> WHAT TO DO
The task calls for every line of the data to be retyped exactly.
-- DATA FOR PROCESSING follows --
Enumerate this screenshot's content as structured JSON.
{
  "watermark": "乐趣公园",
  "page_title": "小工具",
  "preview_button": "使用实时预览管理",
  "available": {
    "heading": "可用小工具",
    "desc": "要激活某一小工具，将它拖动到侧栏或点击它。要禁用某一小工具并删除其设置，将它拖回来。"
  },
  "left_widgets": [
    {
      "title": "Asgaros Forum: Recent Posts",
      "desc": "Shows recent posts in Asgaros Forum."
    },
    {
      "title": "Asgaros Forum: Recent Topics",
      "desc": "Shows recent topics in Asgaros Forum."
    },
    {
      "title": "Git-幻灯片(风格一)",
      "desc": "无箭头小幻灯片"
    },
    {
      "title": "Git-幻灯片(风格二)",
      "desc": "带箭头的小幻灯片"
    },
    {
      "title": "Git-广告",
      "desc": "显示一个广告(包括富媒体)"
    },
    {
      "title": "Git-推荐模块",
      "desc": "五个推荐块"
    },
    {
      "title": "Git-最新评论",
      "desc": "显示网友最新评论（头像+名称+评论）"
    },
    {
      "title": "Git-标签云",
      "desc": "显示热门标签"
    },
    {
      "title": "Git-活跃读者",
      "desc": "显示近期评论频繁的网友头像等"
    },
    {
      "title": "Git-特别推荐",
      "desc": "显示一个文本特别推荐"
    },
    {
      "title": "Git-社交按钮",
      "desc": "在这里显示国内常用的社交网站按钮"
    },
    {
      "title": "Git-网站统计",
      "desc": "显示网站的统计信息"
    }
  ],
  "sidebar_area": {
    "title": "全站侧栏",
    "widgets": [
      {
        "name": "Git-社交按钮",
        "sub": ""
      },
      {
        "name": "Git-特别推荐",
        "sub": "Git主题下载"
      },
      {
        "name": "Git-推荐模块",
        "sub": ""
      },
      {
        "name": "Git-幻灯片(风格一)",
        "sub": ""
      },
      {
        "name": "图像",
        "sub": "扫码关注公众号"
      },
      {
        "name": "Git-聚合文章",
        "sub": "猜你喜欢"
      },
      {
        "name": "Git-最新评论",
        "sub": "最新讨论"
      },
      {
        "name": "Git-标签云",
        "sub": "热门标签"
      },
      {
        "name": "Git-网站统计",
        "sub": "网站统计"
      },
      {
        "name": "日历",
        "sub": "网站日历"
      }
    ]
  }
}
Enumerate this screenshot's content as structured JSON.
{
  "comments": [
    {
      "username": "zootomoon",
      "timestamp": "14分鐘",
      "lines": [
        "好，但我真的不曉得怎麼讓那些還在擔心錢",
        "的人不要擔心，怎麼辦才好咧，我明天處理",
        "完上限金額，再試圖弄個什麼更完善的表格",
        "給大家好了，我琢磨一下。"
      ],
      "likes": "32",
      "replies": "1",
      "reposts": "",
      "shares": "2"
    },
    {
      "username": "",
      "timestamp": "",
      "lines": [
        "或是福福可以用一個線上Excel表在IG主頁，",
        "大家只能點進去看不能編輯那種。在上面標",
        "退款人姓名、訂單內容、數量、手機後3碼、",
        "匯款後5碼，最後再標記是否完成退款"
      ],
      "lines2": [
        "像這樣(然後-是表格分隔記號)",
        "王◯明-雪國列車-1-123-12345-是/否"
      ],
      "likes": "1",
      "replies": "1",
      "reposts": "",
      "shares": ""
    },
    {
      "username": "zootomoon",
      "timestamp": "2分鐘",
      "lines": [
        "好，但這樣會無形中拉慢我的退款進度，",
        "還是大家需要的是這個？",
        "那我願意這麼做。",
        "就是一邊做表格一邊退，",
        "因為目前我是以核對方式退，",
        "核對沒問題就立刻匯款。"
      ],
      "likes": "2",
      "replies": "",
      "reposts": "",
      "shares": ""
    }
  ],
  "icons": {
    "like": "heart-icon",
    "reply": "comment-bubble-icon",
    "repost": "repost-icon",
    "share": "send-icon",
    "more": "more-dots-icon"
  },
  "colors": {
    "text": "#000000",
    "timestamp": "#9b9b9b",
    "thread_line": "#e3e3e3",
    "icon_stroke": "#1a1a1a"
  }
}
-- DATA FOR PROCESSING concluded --
> TASK ANSWER
Enumerate this screenshot's content as structured JSON.
{
  "watermark": "乐趣公园",
  "page_title": "小工具",
  "preview_button": "使用实时预览管理",
  "available": {
    "heading": "可用小工具",
    "desc": "要激活某一小工具，将它拖动到侧栏或点击它。要禁用某一小工具并删除其设置，将它拖回来。"
  },
  "left_widgets": [
    {
      "title": "Asgaros Forum: Recent Posts",
      "desc": "Shows recent posts in Asgaros Forum."
    },
    {
      "title": "Asgaros Forum: Recent Topics",
      "desc": "Shows recent topics in Asgaros Forum."
    },
    {
      "title": "Git-幻灯片(风格一)",
      "desc": "无箭头小幻灯片"
    },
    {
      "title": "Git-幻灯片(风格二)",
      "desc": "带箭头的小幻灯片"
    },
    {
      "title": "Git-广告",
      "desc": "显示一个广告(包括富媒体)"
    },
    {
      "title": "Git-推荐模块",
      "desc": "五个推荐块"
    },
    {
      "title": "Git-最新评论",
      "desc": "显示网友最新评论（头像+名称+评论）"
    },
    {
      "title": "Git-标签云",
      "desc": "显示热门标签"
    },
    {
      "title": "Git-活跃读者",
      "desc": "显示近期评论频繁的网友头像等"
    },
    {
      "title": "Git-特别推荐",
      "desc": "显示一个文本特别推荐"
    },
    {
      "title": "Git-社交按钮",
      "desc": "在这里显示国内常用的社交网站按钮"
    },
    {
      "title": "Git-网站统计",
      "desc": "显示网站的统计信息"
    }
  ],
  "sidebar_area": {
    "title": "全站侧栏",
    "widgets": [
      {
        "name": "Git-社交按钮",
        "sub": ""
      },
      {
        "name": "Git-特别推荐",
        "sub": "Git主题下载"
      },
      {
        "name": "Git-推荐模块",
        "sub": ""
      },
      {
        "name": "Git-幻灯片(风格一)",
        "sub": ""
      },
      {
        "name": "图像",
        "sub": "扫码关注公众号"
      },
      {
        "name": "Git-聚合文章",
        "sub": "猜你喜欢"
      },
      {
        "name": "Git-最新评论",
        "sub": "最新讨论"
      },
      {
        "name": "Git-标签云",
        "sub": "热门标签"
      },
      {
        "name": "Git-网站统计",
        "sub": "网站统计"
      },
      {
        "name": "日历",
        "sub": "网站日历"
      }
    ]
  }
}
Enumerate this screenshot's content as structured JSON.
{
  "comments": [
    {
      "username": "zootomoon",
      "timestamp": "14分鐘",
      "lines": [
        "好，但我真的不曉得怎麼讓那些還在擔心錢",
        "的人不要擔心，怎麼辦才好咧，我明天處理",
        "完上限金額，再試圖弄個什麼更完善的表格",
        "給大家好了，我琢磨一下。"
      ],
      "likes": "32",
      "replies": "1",
      "reposts": "",
      "shares": "2"
    },
    {
      "username": "",
      "timestamp": "",
      "lines": [
        "或是福福可以用一個線上Excel表在IG主頁，",
        "大家只能點進去看不能編輯那種。在上面標",
        "退款人姓名、訂單內容、數量、手機後3碼、",
        "匯款後5碼，最後再標記是否完成退款"
      ],
      "lines2": [
        "像這樣(然後-是表格分隔記號)",
        "王◯明-雪國列車-1-123-12345-是/否"
      ],
      "likes": "1",
      "replies": "1",
      "reposts": "",
      "shares": ""
    },
    {
      "username": "zootomoon",
      "timestamp": "2分鐘",
      "lines": [
        "好，但這樣會無形中拉慢我的退款進度，",
        "還是大家需要的是這個？",
        "那我願意這麼做。",
        "就是一邊做表格一邊退，",
        "因為目前我是以核對方式退，",
        "核對沒問題就立刻匯款。"
      ],
      "likes": "2",
      "replies": "",
      "reposts": "",
      "shares": ""
    }
  ],
  "icons": {
    "like": "heart-icon",
    "reply": "comment-bubble-icon",
    "repost": "repost-icon",
    "share": "send-icon",
    "more": "more-dots-icon"
  },
  "colors": {
    "text": "#000000",
    "timestamp": "#9b9b9b",
    "thread_line": "#e3e3e3",
    "icon_stroke": "#1a1a1a"
  }
}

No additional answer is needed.